      • Dougie

        Maybe I should apply.

        But it gets better.

        6 most common teammates got 84 points in 4184 minutes played without Joe (1.21 pts/60).

        6 most common teammates with Joe got 42 points in 1192 minutes played. (2.11 pts/game).

        1.21 pts/60 vs 2.11 pts per 60. That is an increase in their production of .9/60 .9/1.21 is nearly 75% increase in production playing with Joe as without Joe!

        • The Fall

          I appreciate the work you put into your posts on this today. However, i feel you are making an argument based on very specific numbers. The infamous eye-test states that JoCo simply does not make everyone better on a night in and out basis. Your numbers only account for line-mates and do not take into account situation, game flow, or competition to name a few…

          That said, generally advanced stats need to look at everything all at once to get a fair account of what is happening.

          i would like to see what JoCo can do with this added confidence. And if he can keep these number consistent for another two season, then we all win.

  • #97Train/McDavidCopperfield

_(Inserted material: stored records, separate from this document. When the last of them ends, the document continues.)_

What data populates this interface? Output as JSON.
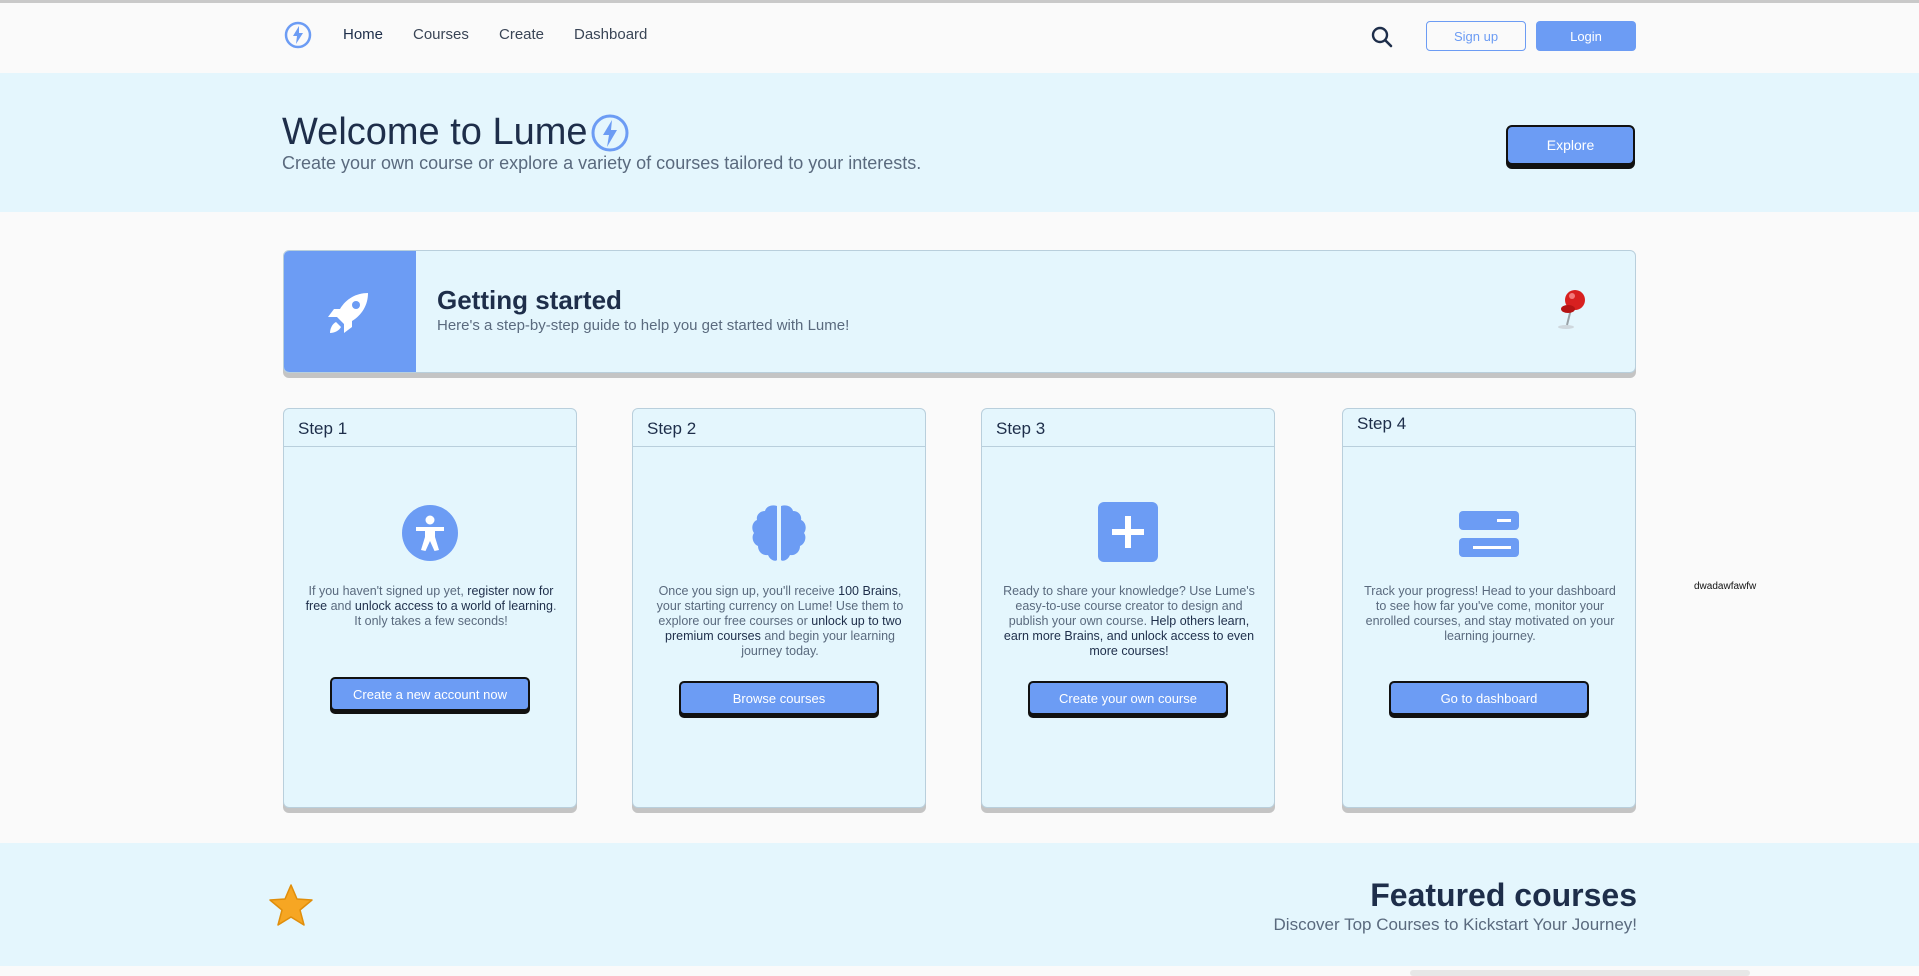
{
  "colors": {
    "accent": "#6c9cf4",
    "hero_bg": "#e4f6fd",
    "page_bg": "#fafafa",
    "text_dark": "#1e2e4a",
    "text_muted": "#5a6a7e"
  },
  "nav": {
    "logo_icon": "bolt-circle-icon",
    "links": [
      {
        "label": "Home",
        "active": true
      },
      {
        "label": "Courses",
        "active": false
      },
      {
        "label": "Create",
        "active": false
      },
      {
        "label": "Dashboard",
        "active": false
      }
    ],
    "search_icon": "search-icon",
    "signup_label": "Sign up",
    "login_label": "Login"
  },
  "hero": {
    "title": "Welcome to Lume",
    "title_icon": "bolt-circle-icon",
    "subtitle": "Create your own course or explore a variety of courses tailored to your interests.",
    "explore_label": "Explore"
  },
  "getting_started": {
    "icon": "rocket-icon",
    "title": "Getting started",
    "subtitle": "Here's a step-by-step guide to help you get started with Lume!",
    "pin_icon": "pushpin-icon"
  },
  "steps": [
    {
      "title": "Step 1",
      "icon": "accessibility-icon",
      "text_parts": [
        {
          "t": "If you haven't signed up yet, ",
          "bold": false
        },
        {
          "t": "register now for free",
          "bold": true
        },
        {
          "t": " and ",
          "bold": false
        },
        {
          "t": "unlock access to a world of learning",
          "bold": true
        },
        {
          "t": ". It only takes a few seconds!",
          "bold": false
        }
      ],
      "button": "Create a new account now"
    },
    {
      "title": "Step 2",
      "icon": "brain-icon",
      "text_parts": [
        {
          "t": "Once you sign up, you'll receive ",
          "bold": false
        },
        {
          "t": "100 Brains",
          "bold": true
        },
        {
          "t": ", your starting currency on Lume! Use them to explore our free courses or ",
          "bold": false
        },
        {
          "t": "unlock up to two premium courses",
          "bold": true
        },
        {
          "t": " and begin your learning journey today.",
          "bold": false
        }
      ],
      "button": "Browse courses"
    },
    {
      "title": "Step 3",
      "icon": "plus-square-icon",
      "text_parts": [
        {
          "t": "Ready to share your knowledge? Use Lume's easy-to-use course creator to design and publish your own course. ",
          "bold": false
        },
        {
          "t": "Help others learn, earn more Brains, and unlock access to even more courses!",
          "bold": true
        }
      ],
      "button": "Create your own course"
    },
    {
      "title": "Step 4",
      "icon": "progress-bars-icon",
      "text_parts": [
        {
          "t": "Track your progress! Head to your dashboard to see how far you've come, monitor your enrolled courses, and stay motivated on your learning journey.",
          "bold": false
        }
      ],
      "button": "Go to dashboard"
    }
  ],
  "stray_text": "dwadawfawfw",
  "featured": {
    "icon": "star-icon",
    "title": "Featured courses",
    "subtitle": "Discover Top Courses to Kickstart Your Journey!"
  }
}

    I watch the comments on here and can’t see why fans have a hate for Colbourne. He should be entering the prime of his career. He has good size, and strength. He may not be super physical but he uses his size and strength well. Good along the boards and is heavy on the forecheck.
    Joe is exactly the type of player Calgary needs. There are not a lot of guys around with his combination of size , skating, and ability.
    It’s gonna cost Calgary to resign him but it’s a move this team needs to make.

    • CofRed4Life

      I think it has to do with expectations. People expected big Joe to be a top line player, because Hartley put him there, and he has a lot of the tools to be that type of player. I think he is a good middle six player

    • Parallex

      A: Because in spite of all those attributes his play has been largely lackluster.

      B: He’s been the coaches pet ever since he got here. Getting prime assignments and ice time without having earned either and largely been a detriment to them.

      I’m fine keeping Colborne around so long as the price is reasonable (under 3 per) since Hartley got canned and Hartley was responsible for “B”. But any more then that and I think trade options ought to be explored.

    • PrairieStew

      Because, for his size, he’s actually quite weak. Two seasons ago I would swear that I prefered paul Byuron to go in to the corners to get the puck, because he would come out with it far more often than Joe would. He’s like a big puppy that hasn’t quite grown in to his body, awkward and gangly. This only showed noticeable improvement over that last 30 games of this season – finally at 26 years of age.

  • freethe flames

    Keeping Colborne for reasonable cost (less than 2.5), reasonable term (1 or 2 years) with no special clauses makes sense unless you get a good trade offer. Each of his 3 years he has made progress and is sound bottom six forward; playing where he belongs helps his game.

  • SydScout

    I said this to a mate a few weeks before the end of the season. Joe reminds me of Ruud Van Nistelrooy, the Manchester United striker. As this article states: ‘He famously never scored a goal hit from outside the box for United’…

    Its a good article for general sport interest, but the main point is his usage and his knowledge of what he was best at – http://www.independent.co.uk/sport/football/news-and-comment/sam-wallace-right-place-wrong-time-is-the-story-of-van-nistelrooys-unfulfilled-career-1877910.html

    How many times this year did I shout at Joe to do something with the puck? Except he just held onto it too long, as if he didnt know what to do. Cycled all the way from point to point, then lost the puck. It was so frustrating.

    What happened at the end of the year, when JC looked far more effective, was similar to Ruud in his prime. Get into the high danger areas, be hard to knock down and tip, knee, carom, spit, bounce, deflect, angle shots on net, or bury a loose puck. It was brilliant, he was using his size and skills in the right way. He isnt flashy but boy he was effective. Third liner doing that, I’m be delighted.

    BTW – I hate Man U.